#### Work to complete
The lines to copy from the data below are those that hold the string "version".

#### Data section
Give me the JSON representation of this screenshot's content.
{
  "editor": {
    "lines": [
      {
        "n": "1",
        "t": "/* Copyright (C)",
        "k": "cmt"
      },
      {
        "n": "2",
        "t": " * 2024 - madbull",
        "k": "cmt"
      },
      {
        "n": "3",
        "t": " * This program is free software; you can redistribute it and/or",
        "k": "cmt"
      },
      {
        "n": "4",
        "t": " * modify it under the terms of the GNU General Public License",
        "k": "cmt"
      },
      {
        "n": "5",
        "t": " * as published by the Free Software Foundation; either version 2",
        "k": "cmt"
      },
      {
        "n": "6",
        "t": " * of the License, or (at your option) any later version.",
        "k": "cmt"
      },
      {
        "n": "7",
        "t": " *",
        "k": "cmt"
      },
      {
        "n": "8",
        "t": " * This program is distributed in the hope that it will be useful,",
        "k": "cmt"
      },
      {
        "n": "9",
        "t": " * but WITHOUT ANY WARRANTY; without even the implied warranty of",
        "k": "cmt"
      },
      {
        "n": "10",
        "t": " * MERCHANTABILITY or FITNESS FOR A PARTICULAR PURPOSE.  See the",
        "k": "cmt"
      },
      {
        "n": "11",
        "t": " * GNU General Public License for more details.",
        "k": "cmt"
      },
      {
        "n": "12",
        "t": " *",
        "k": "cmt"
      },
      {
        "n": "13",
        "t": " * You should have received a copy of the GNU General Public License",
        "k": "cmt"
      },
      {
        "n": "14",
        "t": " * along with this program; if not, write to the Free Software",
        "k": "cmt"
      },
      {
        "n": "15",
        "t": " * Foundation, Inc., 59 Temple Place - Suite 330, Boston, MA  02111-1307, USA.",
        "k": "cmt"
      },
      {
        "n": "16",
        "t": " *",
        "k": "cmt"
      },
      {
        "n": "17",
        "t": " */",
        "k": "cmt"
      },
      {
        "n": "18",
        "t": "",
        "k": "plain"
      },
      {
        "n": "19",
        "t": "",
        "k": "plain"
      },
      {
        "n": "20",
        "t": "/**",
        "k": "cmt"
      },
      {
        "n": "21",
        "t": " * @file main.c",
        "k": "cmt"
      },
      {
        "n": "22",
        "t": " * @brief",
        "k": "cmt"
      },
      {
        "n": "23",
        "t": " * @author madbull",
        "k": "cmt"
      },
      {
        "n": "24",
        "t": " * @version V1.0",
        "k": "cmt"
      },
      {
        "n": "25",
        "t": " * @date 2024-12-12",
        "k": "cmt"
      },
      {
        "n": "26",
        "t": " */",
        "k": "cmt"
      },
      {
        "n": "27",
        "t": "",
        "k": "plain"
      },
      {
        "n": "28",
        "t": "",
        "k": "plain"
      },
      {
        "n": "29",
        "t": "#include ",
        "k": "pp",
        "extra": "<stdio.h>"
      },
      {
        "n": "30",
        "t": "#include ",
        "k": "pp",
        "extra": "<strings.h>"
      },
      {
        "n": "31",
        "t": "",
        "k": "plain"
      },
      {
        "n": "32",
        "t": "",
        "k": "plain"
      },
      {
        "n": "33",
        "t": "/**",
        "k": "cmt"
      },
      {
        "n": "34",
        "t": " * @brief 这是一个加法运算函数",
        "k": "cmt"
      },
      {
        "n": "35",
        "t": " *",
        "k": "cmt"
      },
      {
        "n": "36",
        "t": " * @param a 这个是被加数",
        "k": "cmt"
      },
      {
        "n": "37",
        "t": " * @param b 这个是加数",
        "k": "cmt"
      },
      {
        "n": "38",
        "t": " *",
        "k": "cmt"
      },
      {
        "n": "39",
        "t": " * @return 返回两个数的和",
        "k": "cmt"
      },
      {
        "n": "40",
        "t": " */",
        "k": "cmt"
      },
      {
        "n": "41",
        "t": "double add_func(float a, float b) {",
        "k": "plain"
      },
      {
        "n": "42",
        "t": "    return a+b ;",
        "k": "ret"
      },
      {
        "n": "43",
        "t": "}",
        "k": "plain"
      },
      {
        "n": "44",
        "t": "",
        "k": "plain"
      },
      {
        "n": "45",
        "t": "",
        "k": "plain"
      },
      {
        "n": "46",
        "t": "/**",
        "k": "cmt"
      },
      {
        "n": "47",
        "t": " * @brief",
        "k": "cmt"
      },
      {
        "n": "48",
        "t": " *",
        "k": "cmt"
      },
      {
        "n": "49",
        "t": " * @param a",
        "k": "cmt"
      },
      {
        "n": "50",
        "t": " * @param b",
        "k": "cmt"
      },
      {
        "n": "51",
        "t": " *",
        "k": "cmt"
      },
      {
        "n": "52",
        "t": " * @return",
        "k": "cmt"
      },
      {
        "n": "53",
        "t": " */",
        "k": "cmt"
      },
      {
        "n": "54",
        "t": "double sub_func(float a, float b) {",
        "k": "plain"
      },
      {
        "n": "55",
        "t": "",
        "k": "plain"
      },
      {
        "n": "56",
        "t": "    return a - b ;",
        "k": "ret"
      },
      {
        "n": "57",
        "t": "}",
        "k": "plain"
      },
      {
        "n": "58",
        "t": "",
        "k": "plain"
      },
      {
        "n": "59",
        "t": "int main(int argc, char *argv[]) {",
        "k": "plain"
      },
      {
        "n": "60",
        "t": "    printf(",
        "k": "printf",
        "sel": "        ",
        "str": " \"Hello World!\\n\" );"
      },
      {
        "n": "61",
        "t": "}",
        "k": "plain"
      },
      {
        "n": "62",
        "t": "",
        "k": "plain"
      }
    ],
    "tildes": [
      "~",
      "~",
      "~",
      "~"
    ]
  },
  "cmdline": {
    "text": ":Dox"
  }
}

#### Solved exercise
        "t": " * as published by the Free Software Foundation; either version 2",
        "t": " * of the License, or (at your option) any later version.",
        "t": " * @version V1.0",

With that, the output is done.